Though most of the conversations were nothing really special, there was one night walk that stuck in my mind al during the exam season. It was the last study group get together, and I believed the two of them were very much prepared for. Makoto and I were walking towards the bus stop laughing at a comment he made about our calculus professor. We fell into an awkward silence as we reached the metal and plexiglass structure. I fidgeted with my hands wrapped around the strap of my bag, and my shoes scuffing against the pavement.
"Well," I began. I could hear my bus home approaching behind me as I rocked back on my heels.
"Sayuri-chan," Makoto cut in. "I have to say something before you go, and I really need you to hear me out," he said in a whole new demeanor. It was unsettling serious, and his steady gaze only punctuated the atmosphere.
"Um, yeah. No problem Makoto-kun," I stuttered slightly startled. "But my bus is almost here."
"That's fine. I'll make this quick, I promise," he said. He stared down at me as his cheeks turned a startling shade of red which, out of reflex, made my face heat uncomfortably. Makoto took a steadying breath as the bus pulled up to the curb behind me. "For a while now I've been. . . ," he fought for worlds.
"Miss!" the bus driver called out to me.
"Makoto-kun I have to get going," I said. I took a step back towards the bus, nervously bouncing on the balls of my feet.
"I know," he said rushed. "I like you, Sayuri-chan. I really do, so please-,"
"Miss let's go!" The bus driver honked.
"Coming!" I called back. "Sorry. . . Thank you. . . I've got to go. . . ," I said stumbling backwards. "Goodbye Makoto-kun."
Turning I took off for the idling public bus with multiple organs strangling me; my racing heart, my fluttering stomach, my immobile lungs. Once in my seat I dared a glance back at Makoto, but regretted it immediately when I saw him staring at me with those summer day eyes. His cheeks were still flushed a deep red, but his kind and always present smile was replaced with a thin line of worry.
As I took my exams, and every time I arrived and left the center all I could think of was that expression and those words. My mind was full of that whistle guy despite my determination to stay focused on my studies. Just when my mind would start to nervously running my hands through my hair, and biting the inside of my cheek trying to regain some control of my thoughts.

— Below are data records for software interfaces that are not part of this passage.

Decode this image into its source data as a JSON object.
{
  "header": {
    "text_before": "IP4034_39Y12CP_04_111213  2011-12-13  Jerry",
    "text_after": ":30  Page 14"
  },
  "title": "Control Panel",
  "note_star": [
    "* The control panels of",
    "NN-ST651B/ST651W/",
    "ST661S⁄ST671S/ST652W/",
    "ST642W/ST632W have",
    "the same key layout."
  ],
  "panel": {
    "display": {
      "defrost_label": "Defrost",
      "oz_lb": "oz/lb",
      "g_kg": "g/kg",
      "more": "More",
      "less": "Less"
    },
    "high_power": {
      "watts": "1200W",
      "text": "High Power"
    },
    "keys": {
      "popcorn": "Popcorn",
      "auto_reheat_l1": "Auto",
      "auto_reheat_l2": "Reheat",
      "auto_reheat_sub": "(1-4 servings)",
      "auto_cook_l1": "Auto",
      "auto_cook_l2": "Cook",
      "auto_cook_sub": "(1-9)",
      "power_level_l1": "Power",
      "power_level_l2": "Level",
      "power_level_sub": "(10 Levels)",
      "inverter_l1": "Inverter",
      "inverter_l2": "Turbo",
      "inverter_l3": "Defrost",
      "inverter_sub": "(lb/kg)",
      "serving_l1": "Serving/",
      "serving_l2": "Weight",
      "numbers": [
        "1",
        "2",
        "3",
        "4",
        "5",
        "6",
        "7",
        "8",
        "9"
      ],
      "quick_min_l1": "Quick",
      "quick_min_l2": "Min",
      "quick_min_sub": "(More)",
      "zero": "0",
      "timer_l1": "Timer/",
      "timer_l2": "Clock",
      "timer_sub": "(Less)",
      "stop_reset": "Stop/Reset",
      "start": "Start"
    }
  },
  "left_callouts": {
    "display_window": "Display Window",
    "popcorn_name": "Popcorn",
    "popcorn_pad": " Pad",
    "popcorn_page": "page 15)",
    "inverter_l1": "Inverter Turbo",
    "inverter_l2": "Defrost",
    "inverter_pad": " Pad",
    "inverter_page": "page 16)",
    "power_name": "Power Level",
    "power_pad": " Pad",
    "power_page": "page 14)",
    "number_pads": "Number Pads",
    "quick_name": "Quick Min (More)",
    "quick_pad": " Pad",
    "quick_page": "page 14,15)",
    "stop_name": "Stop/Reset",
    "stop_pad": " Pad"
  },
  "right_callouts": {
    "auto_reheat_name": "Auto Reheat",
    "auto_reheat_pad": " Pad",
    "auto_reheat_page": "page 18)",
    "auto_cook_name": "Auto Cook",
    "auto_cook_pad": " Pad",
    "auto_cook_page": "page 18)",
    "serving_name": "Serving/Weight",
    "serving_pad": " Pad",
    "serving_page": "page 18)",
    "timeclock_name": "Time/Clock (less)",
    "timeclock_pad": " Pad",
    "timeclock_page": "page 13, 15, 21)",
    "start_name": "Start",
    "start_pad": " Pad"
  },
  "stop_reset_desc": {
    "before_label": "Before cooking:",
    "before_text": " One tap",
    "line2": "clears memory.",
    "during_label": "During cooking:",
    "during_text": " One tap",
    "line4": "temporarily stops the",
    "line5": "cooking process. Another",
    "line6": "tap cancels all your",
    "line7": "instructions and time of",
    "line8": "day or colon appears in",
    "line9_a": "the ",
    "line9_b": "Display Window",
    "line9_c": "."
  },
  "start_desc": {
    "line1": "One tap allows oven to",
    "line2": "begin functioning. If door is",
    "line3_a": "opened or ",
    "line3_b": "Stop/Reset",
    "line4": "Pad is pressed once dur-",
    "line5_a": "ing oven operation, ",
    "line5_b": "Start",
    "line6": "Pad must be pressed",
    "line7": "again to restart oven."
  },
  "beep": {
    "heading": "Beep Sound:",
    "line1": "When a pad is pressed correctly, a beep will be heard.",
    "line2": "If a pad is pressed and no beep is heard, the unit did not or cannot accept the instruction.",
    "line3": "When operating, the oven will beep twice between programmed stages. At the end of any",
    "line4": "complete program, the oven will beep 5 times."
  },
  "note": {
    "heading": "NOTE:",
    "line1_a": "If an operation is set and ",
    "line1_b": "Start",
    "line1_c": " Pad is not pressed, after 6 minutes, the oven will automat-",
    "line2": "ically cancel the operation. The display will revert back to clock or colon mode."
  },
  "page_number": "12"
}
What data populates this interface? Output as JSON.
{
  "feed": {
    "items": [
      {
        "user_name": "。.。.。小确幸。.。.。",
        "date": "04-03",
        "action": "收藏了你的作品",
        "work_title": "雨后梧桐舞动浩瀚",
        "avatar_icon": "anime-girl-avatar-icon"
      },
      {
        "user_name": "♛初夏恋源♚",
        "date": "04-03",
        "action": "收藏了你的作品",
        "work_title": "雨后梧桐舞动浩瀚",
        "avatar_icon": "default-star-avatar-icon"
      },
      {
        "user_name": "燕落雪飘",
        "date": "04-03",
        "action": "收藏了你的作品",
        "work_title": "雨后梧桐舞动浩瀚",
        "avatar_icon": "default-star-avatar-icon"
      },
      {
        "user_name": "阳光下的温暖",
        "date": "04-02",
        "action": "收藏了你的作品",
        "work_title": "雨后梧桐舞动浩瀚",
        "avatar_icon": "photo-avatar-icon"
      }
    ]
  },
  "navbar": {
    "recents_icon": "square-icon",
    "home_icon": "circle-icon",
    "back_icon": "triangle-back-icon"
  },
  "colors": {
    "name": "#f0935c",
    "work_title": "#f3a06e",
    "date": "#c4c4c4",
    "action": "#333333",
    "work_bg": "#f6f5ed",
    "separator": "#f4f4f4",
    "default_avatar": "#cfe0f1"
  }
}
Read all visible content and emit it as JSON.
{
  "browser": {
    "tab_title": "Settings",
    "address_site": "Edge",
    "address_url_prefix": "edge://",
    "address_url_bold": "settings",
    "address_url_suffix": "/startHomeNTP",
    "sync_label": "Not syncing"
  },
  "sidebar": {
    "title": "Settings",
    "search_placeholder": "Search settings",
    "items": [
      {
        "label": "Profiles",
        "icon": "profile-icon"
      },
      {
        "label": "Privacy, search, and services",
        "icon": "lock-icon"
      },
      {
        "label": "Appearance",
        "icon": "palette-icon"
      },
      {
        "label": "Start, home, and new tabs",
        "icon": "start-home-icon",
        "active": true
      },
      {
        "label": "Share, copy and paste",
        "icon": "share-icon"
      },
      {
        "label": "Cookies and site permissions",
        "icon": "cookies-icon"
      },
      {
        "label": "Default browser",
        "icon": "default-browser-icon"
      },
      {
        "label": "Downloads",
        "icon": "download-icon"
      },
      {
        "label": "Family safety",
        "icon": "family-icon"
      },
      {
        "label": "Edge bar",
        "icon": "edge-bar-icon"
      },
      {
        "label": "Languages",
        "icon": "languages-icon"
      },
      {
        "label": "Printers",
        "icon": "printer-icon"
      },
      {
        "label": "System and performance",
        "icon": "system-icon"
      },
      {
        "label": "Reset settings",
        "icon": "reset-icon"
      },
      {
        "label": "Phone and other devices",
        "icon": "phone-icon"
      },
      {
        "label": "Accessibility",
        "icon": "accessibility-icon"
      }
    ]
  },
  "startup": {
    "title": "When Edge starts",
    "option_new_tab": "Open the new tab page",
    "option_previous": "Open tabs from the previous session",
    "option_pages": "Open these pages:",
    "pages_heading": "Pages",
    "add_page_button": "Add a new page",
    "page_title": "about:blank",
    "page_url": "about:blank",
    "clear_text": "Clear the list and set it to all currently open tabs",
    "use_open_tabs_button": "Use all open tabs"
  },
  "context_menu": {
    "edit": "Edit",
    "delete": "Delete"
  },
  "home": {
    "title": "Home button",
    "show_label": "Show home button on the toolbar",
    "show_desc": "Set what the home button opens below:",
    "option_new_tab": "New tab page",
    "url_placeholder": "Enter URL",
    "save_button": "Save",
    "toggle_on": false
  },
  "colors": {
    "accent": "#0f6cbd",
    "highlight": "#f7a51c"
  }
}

"When am I suppose to reply to that confession?" I wondered out loud to myself.
I was at home curled up on my bed after a day of exams and work. I clenched the pillow I was holding tighter to my stomach as I stared up at the plain whys ceiling. It had been almost two weeks since then, and I was at a complete lose.
"Am I suppose to answer?" I said. "Where did that even come from?"
How would you reply? my inner voice inquired.
My face warmed, and I kicked my feet against my mattress in response.
I had nothing to actually say. I already new my -foolish- answer.
"When am I suppose to answer?" I growled.